The French President Jacques Chirac said the leaders were "traumatised" by the killing of the protester on Friday, but Tony Blair expressed anger at the way anarchist violence had wrecked an agenda aimed at tackling global health and climate change.
The second day of clashes yesterday sent up plumes of smoke on the edge of the city's massively fortified "red zone". The fighting began at 2pm on the main road along the sea front, when about 30 anarchists began throwing stones at the lines of police.
The skirmish escalated into a full-blown confrontation between the carabinieri and about 200 protesters, encouraged by about 1,000 onlookers, shouting "assassins" at the police. Cars were set on fire and one burning vehicle was pushed inside the ruins of a bank. The air filled with black smoke mixed with tear gas. From behind their lines, the police fired barrage upon barrage of tear gas to disperse the growing crowd.
The protesters, wearing helmets and gas masks, picked up the tear gas canisters and threw them back at the police. They also attacked journalists, including a Japanese TV crew.
From inside their virtual fortress, the G8 leaders issued a defiant statement, saying they would press on with the summit in spite of the siege conditions.
"It is vitally important that democratically elected leaders legitimately representing millions of people can meet to discuss areas of common concern," they said.
Mr Blair insisted G8 leaders would meet next year in Canada as planned in spite of the death of a protester on Friday. "Of course it's a tragedy that someone has lost their life," he said, "but it's important that leaders can come together and discuss things in an informal setting."
The G8 leaders – reported to be furious at the way the protesters have hijacked media headlines – said: "We will continue to focus on the issues that matter most to our people and to the wider world, such as the economy, jobs, trade and help for the poorest parts of the world."
Canada is reported to be so worried about riots that it is considering moving the summit to a remote site in the west.
"I think it is important we meet in small numbers," the European Commission president, Romano Prodi, told journalists. "It is important that we meet in a much more simple and sober way."
The Italian media complained that the summit has turned the port city into a war zone and cost colossal sums of money. Manslaughter charges may be lodged against the policeman who shot Carlo Giuliani.
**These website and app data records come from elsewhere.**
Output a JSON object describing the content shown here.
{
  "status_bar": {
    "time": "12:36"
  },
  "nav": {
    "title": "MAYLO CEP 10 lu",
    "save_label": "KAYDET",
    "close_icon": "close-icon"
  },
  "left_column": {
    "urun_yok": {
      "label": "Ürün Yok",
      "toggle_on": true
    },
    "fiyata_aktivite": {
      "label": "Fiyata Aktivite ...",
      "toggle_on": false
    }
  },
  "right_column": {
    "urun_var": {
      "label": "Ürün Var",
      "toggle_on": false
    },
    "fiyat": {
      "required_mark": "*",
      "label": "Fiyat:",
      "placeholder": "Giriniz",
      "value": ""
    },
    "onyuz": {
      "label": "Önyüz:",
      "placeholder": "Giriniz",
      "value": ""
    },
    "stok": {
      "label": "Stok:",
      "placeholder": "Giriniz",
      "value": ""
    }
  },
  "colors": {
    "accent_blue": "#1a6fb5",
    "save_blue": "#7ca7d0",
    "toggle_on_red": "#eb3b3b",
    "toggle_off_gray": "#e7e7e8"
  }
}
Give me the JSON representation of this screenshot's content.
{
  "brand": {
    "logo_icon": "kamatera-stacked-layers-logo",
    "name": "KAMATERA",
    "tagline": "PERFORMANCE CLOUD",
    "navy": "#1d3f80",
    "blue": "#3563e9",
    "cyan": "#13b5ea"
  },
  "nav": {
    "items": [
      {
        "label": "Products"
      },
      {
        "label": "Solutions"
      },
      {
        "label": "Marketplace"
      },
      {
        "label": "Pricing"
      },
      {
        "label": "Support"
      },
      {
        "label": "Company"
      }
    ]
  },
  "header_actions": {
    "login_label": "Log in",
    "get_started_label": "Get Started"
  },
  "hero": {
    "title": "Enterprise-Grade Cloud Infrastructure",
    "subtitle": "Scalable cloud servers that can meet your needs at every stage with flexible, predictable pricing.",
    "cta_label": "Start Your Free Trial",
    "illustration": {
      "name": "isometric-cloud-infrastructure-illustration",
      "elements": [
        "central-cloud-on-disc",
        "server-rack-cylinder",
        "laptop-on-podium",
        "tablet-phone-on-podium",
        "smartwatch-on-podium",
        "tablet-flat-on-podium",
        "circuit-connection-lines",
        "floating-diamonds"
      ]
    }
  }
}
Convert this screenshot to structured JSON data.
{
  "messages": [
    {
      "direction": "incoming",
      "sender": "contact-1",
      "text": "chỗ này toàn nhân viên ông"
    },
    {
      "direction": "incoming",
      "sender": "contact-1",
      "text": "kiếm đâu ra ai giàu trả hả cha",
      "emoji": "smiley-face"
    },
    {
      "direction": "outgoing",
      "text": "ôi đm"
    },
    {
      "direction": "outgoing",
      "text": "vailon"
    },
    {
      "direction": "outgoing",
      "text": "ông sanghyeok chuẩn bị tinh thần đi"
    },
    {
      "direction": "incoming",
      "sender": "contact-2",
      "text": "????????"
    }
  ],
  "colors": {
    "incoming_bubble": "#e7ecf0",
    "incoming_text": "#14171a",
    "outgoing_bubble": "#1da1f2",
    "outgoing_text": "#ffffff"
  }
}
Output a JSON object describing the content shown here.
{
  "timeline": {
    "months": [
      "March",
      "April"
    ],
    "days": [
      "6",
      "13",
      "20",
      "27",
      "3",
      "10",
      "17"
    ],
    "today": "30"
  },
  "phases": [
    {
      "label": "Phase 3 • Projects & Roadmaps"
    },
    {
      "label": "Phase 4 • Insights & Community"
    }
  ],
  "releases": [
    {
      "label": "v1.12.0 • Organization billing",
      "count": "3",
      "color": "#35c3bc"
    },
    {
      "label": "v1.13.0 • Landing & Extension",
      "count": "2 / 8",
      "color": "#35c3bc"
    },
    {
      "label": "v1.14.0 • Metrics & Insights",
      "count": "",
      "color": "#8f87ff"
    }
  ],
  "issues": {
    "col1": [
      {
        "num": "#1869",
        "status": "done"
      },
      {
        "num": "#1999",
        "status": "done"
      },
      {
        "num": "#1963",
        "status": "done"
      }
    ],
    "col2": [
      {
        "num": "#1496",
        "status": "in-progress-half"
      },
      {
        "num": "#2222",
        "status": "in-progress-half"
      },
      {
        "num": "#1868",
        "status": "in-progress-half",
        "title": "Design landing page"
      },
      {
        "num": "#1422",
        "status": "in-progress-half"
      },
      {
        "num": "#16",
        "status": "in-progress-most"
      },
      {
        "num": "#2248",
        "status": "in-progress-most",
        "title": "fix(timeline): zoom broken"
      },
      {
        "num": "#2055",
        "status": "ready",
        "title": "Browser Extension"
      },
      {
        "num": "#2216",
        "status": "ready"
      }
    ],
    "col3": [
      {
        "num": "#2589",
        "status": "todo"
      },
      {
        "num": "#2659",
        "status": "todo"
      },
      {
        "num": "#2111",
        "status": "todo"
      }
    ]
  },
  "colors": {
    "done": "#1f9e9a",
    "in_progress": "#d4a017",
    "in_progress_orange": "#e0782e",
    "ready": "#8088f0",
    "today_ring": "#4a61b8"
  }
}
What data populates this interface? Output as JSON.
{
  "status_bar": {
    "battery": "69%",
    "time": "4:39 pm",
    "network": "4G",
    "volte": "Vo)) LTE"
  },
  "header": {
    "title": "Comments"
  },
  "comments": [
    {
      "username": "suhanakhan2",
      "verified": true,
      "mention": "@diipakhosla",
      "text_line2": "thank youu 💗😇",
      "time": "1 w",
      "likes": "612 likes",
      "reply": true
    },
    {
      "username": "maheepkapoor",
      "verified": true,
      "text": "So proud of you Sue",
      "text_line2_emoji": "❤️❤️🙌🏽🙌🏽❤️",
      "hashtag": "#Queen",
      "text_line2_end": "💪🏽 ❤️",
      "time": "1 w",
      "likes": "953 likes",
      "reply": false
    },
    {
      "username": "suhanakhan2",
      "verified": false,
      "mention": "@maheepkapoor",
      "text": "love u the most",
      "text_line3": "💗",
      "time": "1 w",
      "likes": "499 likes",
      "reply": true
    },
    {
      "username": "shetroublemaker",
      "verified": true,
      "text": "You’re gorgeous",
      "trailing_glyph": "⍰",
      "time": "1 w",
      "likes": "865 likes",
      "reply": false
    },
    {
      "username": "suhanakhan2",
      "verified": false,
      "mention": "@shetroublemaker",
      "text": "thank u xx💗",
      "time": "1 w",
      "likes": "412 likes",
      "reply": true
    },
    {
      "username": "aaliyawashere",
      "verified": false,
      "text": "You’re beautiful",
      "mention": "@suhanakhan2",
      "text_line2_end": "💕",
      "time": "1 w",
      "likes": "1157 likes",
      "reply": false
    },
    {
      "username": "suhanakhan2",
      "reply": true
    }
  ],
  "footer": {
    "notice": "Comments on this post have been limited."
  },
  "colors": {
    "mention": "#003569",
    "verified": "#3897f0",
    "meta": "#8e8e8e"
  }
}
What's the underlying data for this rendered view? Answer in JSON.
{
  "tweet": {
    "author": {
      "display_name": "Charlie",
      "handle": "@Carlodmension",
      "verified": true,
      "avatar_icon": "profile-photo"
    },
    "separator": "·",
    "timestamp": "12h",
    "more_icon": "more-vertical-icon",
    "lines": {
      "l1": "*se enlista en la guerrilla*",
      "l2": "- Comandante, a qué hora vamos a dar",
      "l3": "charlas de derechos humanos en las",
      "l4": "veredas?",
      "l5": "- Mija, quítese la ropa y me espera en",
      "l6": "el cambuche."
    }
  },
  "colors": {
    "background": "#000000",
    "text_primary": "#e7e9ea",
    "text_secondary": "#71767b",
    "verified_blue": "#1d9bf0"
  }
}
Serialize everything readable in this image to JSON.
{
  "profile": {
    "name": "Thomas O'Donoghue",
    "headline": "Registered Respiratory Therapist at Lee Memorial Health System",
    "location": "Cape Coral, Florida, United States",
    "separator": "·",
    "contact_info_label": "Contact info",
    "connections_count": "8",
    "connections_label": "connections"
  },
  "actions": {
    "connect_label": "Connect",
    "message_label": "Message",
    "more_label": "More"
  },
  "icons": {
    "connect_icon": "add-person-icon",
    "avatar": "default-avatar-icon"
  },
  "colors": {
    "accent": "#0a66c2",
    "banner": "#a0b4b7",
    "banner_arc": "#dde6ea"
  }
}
Mr Giuliani, the son of a trade union official, had brushed with the police in other protests but was not linked to any political movement.
The 20-year-old policeman is himself injured and under guard in hospital. He reportedly told magistrates he could not remember opening fire.
Portuguese television footage showed one policeman kicking Giuliani's lifeless body. Yesterday his parents appealed for peace. "Nothing is worth a boy's life," they said. "Nothing can return him to us."
The continuing controversy over the summit overshadowed a new partnership initiative with Africa, pioneered by Mr Blair, which will involve a pact with around 10 reforming African governments. They will agree to focus on issues such as democracy, the fight against corruption and the need for private investment.Reuse content